RAT caps were first found on Georgia Tech’s campus in 1915. They were originally called “freshmen caps” because of the white F on the front of the cap standing for “Freshmen” rather than the traditional “T” we see today. All freshmen were required to wear the caps every day until the end of spring quarter unless Tech beat UGA in the fall quarter’s freshman football game. Freshmen caught without their RAT cap were subjected to punishment including what is known as the “T-cut”, which entailed a student’s hair being shaved into the shape of a “T”. RAT rules were enforced by Ramblin’ Reck Club and other upperclassmen. Anti-hazing policies led to the end of RAT rules. Today, out of respect for the tradition, freshmen receive a RAT cap at Convocation. Although it is now a voluntary tradition, students are encouraged to show their Tech spirit by wearing it to home football games. The marching band is a proud supporter of this wonderful Tech tradition.

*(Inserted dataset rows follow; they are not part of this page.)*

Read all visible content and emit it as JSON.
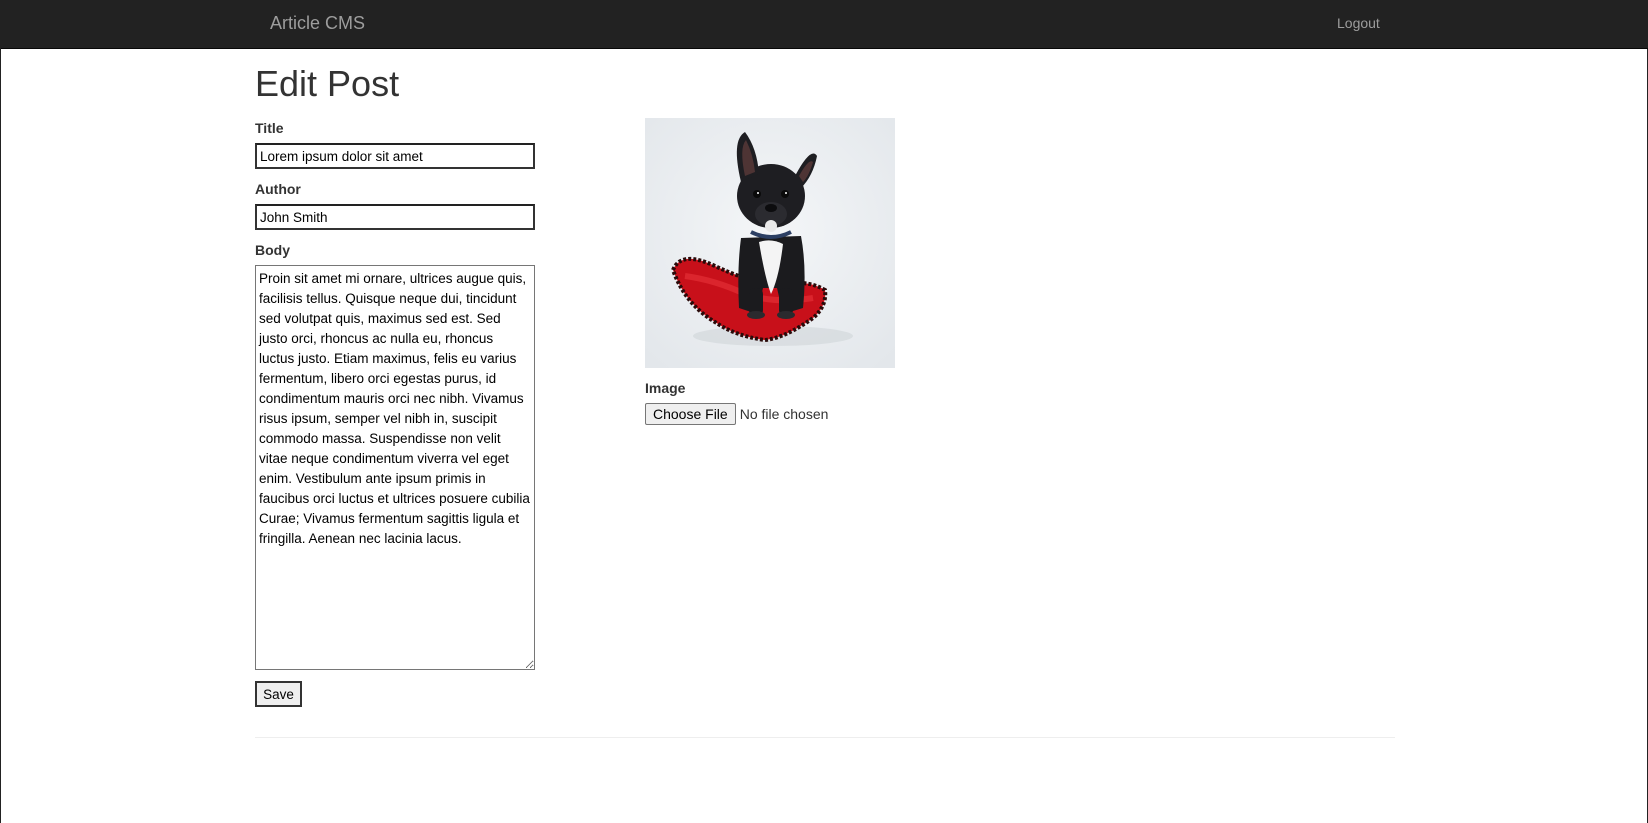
{
  "navbar": {
    "brand": "Article CMS",
    "logout": "Logout"
  },
  "page": {
    "title": "Edit Post"
  },
  "form": {
    "title_label": "Title",
    "title_value": "Lorem ipsum dolor sit amet",
    "author_label": "Author",
    "author_value": "John Smith",
    "body_label": "Body",
    "body_value": "Proin sit amet mi ornare, ultrices augue quis, facilisis tellus. Quisque neque dui, tincidunt sed volutpat quis, maximus sed est. Sed justo orci, rhoncus ac nulla eu, rhoncus luctus justo. Etiam maximus, felis eu varius fermentum, libero orci egestas purus, id condimentum mauris orci nec nibh. Vivamus risus ipsum, semper vel nibh in, suscipit commodo massa. Suspendisse non velit vitae neque condimentum viverra vel eget enim. Vestibulum ante ipsum primis in faucibus orci luctus et ultrices posuere cubilia Curae; Vivamus fermentum sagittis ligula et fringilla. Aenean nec lacinia lacus.",
    "save_label": "Save"
  },
  "image_panel": {
    "image_label": "Image",
    "choose_file_label": "Choose File",
    "file_status": "No file chosen"
  },
  "colors": {
    "navbar_bg": "#222222",
    "navbar_text": "#9d9d9d",
    "pillow_red": "#d0121b"
  }
}
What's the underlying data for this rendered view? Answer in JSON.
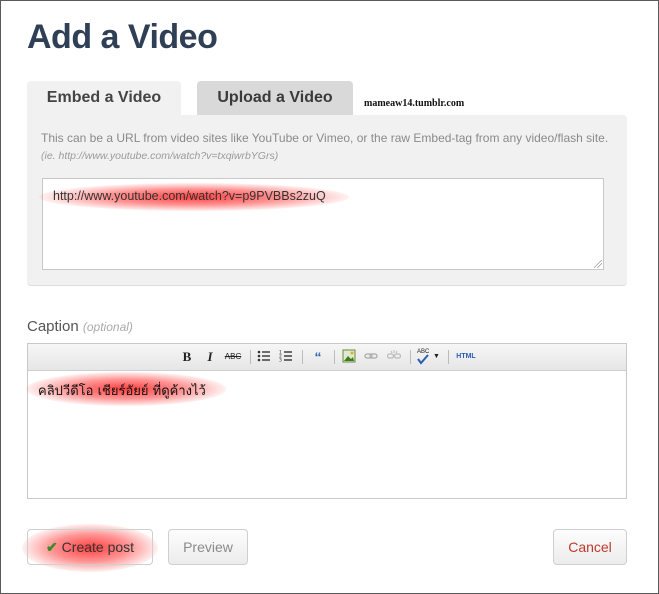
{
  "page": {
    "title": "Add a Video"
  },
  "tabs": [
    {
      "label": "Embed a Video",
      "active": true
    },
    {
      "label": "Upload a Video",
      "active": false
    }
  ],
  "watermark": "mameaw14.tumblr.com",
  "embed": {
    "help_text": "This can be a URL from video sites like YouTube or Vimeo, or the raw Embed-tag from any video/flash site.",
    "help_example": "(ie. http://www.youtube.com/watch?v=txqiwrbYGrs)",
    "url_value": "http://www.youtube.com/watch?v=p9PVBBs2zuQ"
  },
  "caption": {
    "label": "Caption",
    "optional_label": "(optional)",
    "text": "คลิปวีดีโอ เชียร์อัยย์ ที่ดูค้างไว้",
    "toolbar": {
      "bold": "B",
      "italic": "I",
      "strike": "ABC",
      "html": "HTML",
      "spell": "ABC"
    }
  },
  "actions": {
    "create_label": "Create post",
    "preview_label": "Preview",
    "cancel_label": "Cancel"
  },
  "colors": {
    "title": "#2f3f55",
    "cancel": "#c0392b",
    "check": "#3a8a2a",
    "highlight": "#ff2020"
  }
}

RAT caps are filled out by using a black permanent marker to write the acronym RAT on the upturned brim followed by the student’s name above it, major to the left, graduation year to the right, and hometown and state below. The scores of football games are written on the panels of the cap. If Tech wins, the score should be written right side up, and written upside down if Tech loses. The back panel should contain the phrase “To HELL with georgia” with one word to each line. “HELL” should be written in the largest font and “georgia” should be written in all lowercase letters, as we choose not to recognize U[sic]GA as an institute of higher education. A properly decorated RAT cap serves as a phenomenal souvenir of freshman year.